Automated Teller Machines (ATMs) are all about banking on your own terms; convenience and flexibility. Yet, the convenience comes at a steep cost. ATM fees can quickly pile up on unwary consumers, and within a comparatively short amount of time, exert a decidedly negative impact on the health of their personal finances. A $2 ATM fee on a onetime cash withdrawal of $20 can be casually dismissed as a mere pittance. However, it is still a 10% loss. Who really wants to lose $2 for every $20? For millions of consumers who make multiple daily or weekly ATM cash withdrawals, these “trivial” fees can add up to a small fortune on a yearly basis! Although it is virtually impossible to avoid ATM fees completely, as consumers, we can certainly curb or minimize the costs of ATM transactions by utilizing more effective money management strategies.
Formulate A Plan
1. Review your budget to ascertain daily, weekly and monthly spending habits. You can also refer to your checkbook, for example, to track your cash spending. How much cash do you need on a daily, weekly or monthly basis? Why do you need the money? Is it for daily expenses, necessities such as groceries or discretionary spending? Evaluate your fixed and variable monthly expenditures.
2. Allocate a fixed amount for the ATM cash withdrawal in your budget. The cash withdrawal should ideally cover your total monthly expenses.
3. Set aside $15 of the ATM cash withdrawal in a jar at home. This money should be put in a safe place and be used solely for any unexpected cash “emergency.”
4. After you have determined the amount of the monthly ATM cash withdrawal, promise yourself that will stick to your budget. Put yourself on a weekly allowance. Avoid using the money for “impulse” buys. The “easy” convenience of ATMs is an addictive lure. Far too many of us make more cash withdrawals than we ideally should, frittering away our monetary resources and racking up unnecessary fees in the process.

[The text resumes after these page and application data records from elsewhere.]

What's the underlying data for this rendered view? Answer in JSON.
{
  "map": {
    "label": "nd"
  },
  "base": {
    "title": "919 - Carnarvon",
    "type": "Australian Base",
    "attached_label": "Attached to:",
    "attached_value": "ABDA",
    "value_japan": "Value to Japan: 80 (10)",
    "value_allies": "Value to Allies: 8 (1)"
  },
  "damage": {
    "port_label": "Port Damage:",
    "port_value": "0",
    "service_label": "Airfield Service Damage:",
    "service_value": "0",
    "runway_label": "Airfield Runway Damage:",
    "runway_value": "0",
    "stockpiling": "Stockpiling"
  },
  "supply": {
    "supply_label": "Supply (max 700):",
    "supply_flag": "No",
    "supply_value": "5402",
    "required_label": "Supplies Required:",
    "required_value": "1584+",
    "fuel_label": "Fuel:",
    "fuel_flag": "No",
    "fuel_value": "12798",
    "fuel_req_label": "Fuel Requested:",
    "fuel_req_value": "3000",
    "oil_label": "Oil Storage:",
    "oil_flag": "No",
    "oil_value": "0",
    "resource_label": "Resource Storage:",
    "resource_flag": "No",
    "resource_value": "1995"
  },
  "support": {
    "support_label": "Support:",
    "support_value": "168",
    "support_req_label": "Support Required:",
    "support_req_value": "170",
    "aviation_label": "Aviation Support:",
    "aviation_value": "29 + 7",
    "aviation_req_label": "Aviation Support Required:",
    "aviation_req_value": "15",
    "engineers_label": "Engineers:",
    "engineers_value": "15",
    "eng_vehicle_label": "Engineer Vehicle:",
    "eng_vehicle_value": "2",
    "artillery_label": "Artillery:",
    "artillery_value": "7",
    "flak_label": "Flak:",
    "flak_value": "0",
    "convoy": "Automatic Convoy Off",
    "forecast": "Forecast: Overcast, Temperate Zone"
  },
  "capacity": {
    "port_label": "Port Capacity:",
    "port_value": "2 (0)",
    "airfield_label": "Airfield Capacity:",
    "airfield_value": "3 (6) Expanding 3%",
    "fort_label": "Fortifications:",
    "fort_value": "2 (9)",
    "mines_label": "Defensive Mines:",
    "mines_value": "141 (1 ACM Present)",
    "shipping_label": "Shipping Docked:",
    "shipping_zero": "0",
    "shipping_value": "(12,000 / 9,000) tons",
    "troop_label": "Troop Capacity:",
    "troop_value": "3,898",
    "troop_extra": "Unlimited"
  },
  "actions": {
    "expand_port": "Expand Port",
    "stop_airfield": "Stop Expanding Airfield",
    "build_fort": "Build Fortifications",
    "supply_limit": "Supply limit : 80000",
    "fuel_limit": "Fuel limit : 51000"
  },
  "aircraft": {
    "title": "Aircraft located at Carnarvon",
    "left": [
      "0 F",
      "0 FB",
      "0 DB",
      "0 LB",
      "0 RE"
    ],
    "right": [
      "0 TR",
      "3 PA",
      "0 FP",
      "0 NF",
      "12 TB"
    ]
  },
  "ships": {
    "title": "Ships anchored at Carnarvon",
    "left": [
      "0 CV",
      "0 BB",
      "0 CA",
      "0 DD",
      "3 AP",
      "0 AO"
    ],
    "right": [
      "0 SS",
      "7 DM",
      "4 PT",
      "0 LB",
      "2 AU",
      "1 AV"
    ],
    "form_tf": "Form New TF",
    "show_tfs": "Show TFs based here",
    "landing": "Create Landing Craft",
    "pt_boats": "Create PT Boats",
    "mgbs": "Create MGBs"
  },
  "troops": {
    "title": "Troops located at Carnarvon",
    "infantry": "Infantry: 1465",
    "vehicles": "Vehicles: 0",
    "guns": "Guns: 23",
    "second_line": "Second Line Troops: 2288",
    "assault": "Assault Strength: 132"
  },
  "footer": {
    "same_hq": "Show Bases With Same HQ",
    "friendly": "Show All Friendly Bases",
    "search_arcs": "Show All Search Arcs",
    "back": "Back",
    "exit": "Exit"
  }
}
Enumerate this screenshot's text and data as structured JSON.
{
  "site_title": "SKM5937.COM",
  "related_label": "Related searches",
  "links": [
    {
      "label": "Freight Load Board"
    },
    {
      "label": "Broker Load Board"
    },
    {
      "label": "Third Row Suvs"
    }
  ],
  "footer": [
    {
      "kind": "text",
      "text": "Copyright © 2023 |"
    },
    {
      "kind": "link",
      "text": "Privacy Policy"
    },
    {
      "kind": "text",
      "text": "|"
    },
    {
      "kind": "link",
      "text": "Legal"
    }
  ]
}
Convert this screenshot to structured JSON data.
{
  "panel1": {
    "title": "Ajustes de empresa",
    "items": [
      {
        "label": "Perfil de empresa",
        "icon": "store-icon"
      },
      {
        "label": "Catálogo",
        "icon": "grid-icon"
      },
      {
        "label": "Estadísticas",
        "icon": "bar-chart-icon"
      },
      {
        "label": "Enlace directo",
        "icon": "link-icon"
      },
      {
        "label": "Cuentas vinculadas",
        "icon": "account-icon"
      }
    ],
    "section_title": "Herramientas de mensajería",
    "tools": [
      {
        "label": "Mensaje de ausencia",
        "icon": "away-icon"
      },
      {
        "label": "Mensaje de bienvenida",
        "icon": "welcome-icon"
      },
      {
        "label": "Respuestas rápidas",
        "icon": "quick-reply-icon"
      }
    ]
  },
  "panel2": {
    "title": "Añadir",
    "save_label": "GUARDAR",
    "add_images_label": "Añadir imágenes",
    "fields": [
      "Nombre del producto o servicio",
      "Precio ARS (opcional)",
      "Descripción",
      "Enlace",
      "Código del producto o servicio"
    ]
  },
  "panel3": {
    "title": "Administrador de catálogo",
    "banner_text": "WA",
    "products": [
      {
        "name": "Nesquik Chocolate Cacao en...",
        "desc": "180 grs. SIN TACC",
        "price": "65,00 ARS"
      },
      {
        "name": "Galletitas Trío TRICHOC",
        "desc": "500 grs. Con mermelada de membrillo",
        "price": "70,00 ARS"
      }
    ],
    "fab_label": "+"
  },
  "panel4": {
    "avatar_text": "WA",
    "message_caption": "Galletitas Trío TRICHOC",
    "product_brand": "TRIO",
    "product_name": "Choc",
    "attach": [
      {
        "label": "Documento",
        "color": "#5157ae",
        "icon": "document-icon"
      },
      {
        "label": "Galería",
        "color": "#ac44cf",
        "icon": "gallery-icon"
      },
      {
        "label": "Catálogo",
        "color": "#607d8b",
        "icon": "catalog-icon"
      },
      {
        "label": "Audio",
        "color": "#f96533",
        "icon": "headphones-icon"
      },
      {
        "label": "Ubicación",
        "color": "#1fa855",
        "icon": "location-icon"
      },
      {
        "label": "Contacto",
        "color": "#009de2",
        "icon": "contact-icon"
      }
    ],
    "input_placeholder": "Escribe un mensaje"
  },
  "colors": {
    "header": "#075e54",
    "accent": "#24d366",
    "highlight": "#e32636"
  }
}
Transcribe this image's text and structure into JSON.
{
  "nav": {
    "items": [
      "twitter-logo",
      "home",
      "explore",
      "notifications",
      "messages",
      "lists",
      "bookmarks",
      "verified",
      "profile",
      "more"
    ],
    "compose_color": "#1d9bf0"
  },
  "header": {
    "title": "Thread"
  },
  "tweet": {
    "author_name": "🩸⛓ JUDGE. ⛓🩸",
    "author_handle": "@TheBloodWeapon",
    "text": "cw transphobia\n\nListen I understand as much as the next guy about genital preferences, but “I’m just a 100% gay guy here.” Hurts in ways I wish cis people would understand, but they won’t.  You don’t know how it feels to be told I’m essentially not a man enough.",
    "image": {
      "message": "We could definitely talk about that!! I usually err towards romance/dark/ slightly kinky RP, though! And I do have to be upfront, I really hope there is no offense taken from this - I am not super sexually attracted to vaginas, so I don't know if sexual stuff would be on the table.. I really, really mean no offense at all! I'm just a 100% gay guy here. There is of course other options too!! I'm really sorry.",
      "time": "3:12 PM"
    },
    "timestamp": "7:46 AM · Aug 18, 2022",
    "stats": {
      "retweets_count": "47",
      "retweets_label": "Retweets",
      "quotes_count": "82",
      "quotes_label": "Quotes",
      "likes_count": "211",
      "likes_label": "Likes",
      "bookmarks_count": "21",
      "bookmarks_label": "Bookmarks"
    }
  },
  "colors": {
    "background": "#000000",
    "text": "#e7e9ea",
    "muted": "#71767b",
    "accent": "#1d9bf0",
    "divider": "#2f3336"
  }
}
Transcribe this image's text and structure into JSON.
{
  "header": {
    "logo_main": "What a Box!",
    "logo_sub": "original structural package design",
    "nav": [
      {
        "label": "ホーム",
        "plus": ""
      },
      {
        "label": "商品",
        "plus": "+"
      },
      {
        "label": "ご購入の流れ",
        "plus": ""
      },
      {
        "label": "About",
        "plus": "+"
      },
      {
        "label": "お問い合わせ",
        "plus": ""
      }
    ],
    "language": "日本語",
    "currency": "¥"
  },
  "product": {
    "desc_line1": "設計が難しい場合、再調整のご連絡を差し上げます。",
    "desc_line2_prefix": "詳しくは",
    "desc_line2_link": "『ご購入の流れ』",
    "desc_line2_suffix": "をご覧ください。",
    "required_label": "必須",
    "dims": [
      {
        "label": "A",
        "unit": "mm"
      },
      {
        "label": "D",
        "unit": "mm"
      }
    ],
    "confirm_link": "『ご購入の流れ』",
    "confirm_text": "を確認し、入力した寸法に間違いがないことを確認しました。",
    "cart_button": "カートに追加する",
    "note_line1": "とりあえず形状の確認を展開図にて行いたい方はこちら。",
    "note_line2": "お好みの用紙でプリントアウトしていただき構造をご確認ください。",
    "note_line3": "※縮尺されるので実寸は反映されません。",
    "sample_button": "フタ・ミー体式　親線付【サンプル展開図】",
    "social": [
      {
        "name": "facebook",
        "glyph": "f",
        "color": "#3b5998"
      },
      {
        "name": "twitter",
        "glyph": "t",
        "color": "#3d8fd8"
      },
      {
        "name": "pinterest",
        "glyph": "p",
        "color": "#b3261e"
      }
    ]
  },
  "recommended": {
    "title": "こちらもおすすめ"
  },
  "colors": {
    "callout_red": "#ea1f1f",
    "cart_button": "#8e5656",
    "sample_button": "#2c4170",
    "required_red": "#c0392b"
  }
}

5. Monitor your cash spending. Plan purchases ahead of time.
6. Keep all ATM transactions to the absolute minimum.
1. If you want to keep funds for ATM transactions separate, it may be worthwhile to open a checking account just for this specific purpose.
2. Research financial institutions in your area such as banks, thrifts and credit unions. Credit unions may offer more favorable terms with regard to ATM transactions. Many banks and credit unions belong to the shared branching network. Some banks offer “preferred” checking accounts that include a wide range of special perks. Before opening an account with a financial institution, review the entire fee structure including the expenses for ATM transactions. Does the financial institution offer reimbursement on ATM fees? How many “free” ATM withdrawals are allowed? What are the limitations? Ask questions. Always check the terms and conditions.
3. Use ATMs in your bank’s network whenever possible.
4. Consider using debit cards for drugstore purchases or groceries in order to get cash back and avoid ATM fees.
5. Enter all ATM transactions in your check register promptly. Keep your checkbook balanced.
6. Any leftover money can be deposited back into your account.
For informational purposes and not intended as advice and/or recommendation.